At the JISC Learning Resources one day conference. Tish Roberts is giving the introduction (standing in for Sarah Porter – sickness has also hit organsiers Lou McGill and Sarah Knight).

The Learning Resources and Activities area from JISC is fairly broad and overlaps with the digital resources area – the jiscinfonet site has gathered some of the reports together which sounds useful. The structure for the day involves repeated workshops followed by a panel with the intention to help JISC get focus.

Tish led into Allison Littlejohn’s keynote. Allison is presenting on the collective use of Learning Resources. She framed her work in terms of the the CLAX report and made the connection with the free way we share academic knowledge but less certain bout sharing learning. She brought up the idea of collective learning (the wisdom of crowds) with a key element being the “charting” of work. This was described as the next development from collaborative leearning. Allison seems e on the letter C – consumption – connection – contribution – collective – charting. The example she used was from the DIDET project – I think I remember this as part of the NSF/JISC work. Using a wiki to support design-based learning.

The next part of the talk was about the competency based approach (Skills for Scotland Report, 2007). This sounds a lot like the work of the TENCompetence project with chances to plan your own path through material.

Charting is “The actions of learners planning their own learning paths”. Dynamically changing plans. Differs from competence based as goals can be personal. At this point Allison cited the learner traces work of TENCompetence and older work by Phil Candy on autodidaxy. A new reference for me is Collins “The periodic table of expertise” – I have a feeling that Grainne may like a book with that table.

This area of charting fits well with how we might use learning paths in OpenLearn. As a way to pass expert use to novice use. The basis for pushing this forward was described.

In the questions covered the design connections, the link with work-based learning, the challenge of matching assessment programmes. Allison mentioned the OU as a model for the way the Caledonian Academy can move – and draw together teaching and research. Technology v pedagogy which is the lead. Business productivity value tends to lead to group work while the individual value system of universities. Allison replied with a plea to change from easy to measure metrics and more to listening to what employers value. What is needed is a mix of personal with collective learning. The answer should be diversity in university – employability can be a goal for e.g. Glasgow Caledonia v St Andrews say where they are a selecting university rather than a recruiting university.

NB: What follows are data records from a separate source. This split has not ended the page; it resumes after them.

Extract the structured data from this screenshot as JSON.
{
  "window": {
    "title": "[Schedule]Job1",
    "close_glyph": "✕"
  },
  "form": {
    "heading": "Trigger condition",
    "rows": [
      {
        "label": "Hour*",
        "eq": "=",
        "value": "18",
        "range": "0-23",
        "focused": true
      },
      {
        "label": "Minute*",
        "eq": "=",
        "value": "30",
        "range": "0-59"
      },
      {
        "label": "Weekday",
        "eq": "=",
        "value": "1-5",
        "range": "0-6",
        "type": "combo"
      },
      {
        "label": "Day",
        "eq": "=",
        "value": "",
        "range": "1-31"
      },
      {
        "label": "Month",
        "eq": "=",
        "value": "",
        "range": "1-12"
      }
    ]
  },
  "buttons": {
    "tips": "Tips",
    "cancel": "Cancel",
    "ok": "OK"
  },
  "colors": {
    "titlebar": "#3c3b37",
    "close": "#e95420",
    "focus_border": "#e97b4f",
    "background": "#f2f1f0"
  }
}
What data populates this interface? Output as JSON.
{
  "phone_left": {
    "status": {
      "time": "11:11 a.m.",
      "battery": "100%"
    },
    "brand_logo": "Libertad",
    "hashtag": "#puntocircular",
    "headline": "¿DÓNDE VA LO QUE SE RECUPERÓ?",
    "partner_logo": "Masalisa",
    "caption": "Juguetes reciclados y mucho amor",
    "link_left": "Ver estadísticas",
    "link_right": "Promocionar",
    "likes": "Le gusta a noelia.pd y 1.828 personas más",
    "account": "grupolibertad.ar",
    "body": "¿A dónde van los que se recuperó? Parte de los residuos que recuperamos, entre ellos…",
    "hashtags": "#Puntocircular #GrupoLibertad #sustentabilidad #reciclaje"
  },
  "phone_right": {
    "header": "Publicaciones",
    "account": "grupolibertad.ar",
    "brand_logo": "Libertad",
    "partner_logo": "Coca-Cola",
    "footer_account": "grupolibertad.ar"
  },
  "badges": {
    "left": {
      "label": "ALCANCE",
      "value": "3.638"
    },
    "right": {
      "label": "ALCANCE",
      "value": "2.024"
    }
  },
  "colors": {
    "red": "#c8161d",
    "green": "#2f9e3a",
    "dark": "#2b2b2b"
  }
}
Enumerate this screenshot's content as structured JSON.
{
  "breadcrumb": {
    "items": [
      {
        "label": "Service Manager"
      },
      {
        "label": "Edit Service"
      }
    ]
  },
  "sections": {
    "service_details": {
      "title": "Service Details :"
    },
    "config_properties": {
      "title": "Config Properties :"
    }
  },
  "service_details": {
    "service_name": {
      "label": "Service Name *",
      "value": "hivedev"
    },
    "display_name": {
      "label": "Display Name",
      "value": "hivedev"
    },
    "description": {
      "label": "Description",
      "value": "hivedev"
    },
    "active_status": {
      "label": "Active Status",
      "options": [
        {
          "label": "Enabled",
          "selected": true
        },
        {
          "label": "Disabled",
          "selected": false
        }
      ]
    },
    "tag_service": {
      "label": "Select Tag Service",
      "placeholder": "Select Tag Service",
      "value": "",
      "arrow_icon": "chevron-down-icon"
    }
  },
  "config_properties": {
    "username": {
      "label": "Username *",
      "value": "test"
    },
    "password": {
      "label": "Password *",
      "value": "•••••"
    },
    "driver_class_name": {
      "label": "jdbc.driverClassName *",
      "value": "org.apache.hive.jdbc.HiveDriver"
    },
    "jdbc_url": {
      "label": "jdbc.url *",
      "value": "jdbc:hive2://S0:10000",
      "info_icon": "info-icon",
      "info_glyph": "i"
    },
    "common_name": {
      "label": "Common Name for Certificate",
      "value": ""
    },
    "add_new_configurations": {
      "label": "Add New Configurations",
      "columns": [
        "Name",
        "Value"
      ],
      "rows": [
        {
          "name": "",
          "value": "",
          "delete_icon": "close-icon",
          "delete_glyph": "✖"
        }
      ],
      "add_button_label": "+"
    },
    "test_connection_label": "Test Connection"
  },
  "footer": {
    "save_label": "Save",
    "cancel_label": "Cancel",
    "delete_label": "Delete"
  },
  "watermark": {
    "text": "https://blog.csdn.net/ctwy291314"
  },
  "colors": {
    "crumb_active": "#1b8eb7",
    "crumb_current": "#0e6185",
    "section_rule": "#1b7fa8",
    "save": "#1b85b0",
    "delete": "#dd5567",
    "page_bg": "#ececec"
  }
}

Steve Draper pointed out that team work in business is driven by the varied skills required and practicality that means individuals hold on to knowledge. While academic collaboration for learning tends to require disagreement and then indivdual work that advances each person as an individual. This different form of intellectual team work is rare and teams of similar people – Tom Carey at Waterloo however has success in genuinely building interdiscipliniary teams. Hmm – will this point of “disagreement” advance both Steve and Allison. Though, of course, in practice Allison didn’t disagree completely with Steve.

David Kernohan & Neil Jacobs

They talked about the desk study carried out by a group of consultants. Seb Schmoller ran a workshop about this report at the OpenLearn. The desk study essentially reviewed many outputs from JISC and drew together some conclusions. The key ones picked out – that large scale sharing not happening, and the lack of knowledge of user requirements.

Concerns listed were cultural and IPR (perhaps a misconception according to David).

Cultural – attribution, web2.0 (push), institutional change towards sharing.

IPR – A legal “minefield” (or not) leads to lack of involvement, Trust, Policy in institutions (at the OU at least this is relatively clear for staff produced material the OU ownership is settled, some of the other points about student produced material I am less sure about).

Pedagogic issues were seen as less well addressed by the report – though there was the comment about looking for com ‘delivery endevour’ to solve the same problem. Not sure I entirely agree with the delivery focus, though the shared problem makes sense.

Neil then looked at the organisational and technology issues.

Organisational – mismatch with sharing, policy vacuum, no business case.

Technology – interoperability, push v pull (alerting v resource discovery), format & metadata (this showed the move away from labelling to usage and free text techniques).


The report itself is leading into a briefing paper. Whiteboard for answers to questions.


Jackie from Infornet revisited the web based resource to pull together the reports from the theme. Interesting angle on whether this is push or pull – tags allowed. Images fed from Flickr – could be useful as a set of images to illustrate so Iwill check what the tagging is. The delicious tagging is also in operation under learning.resource.and.activities. This was described as a skeleton resource with links through to project site pages.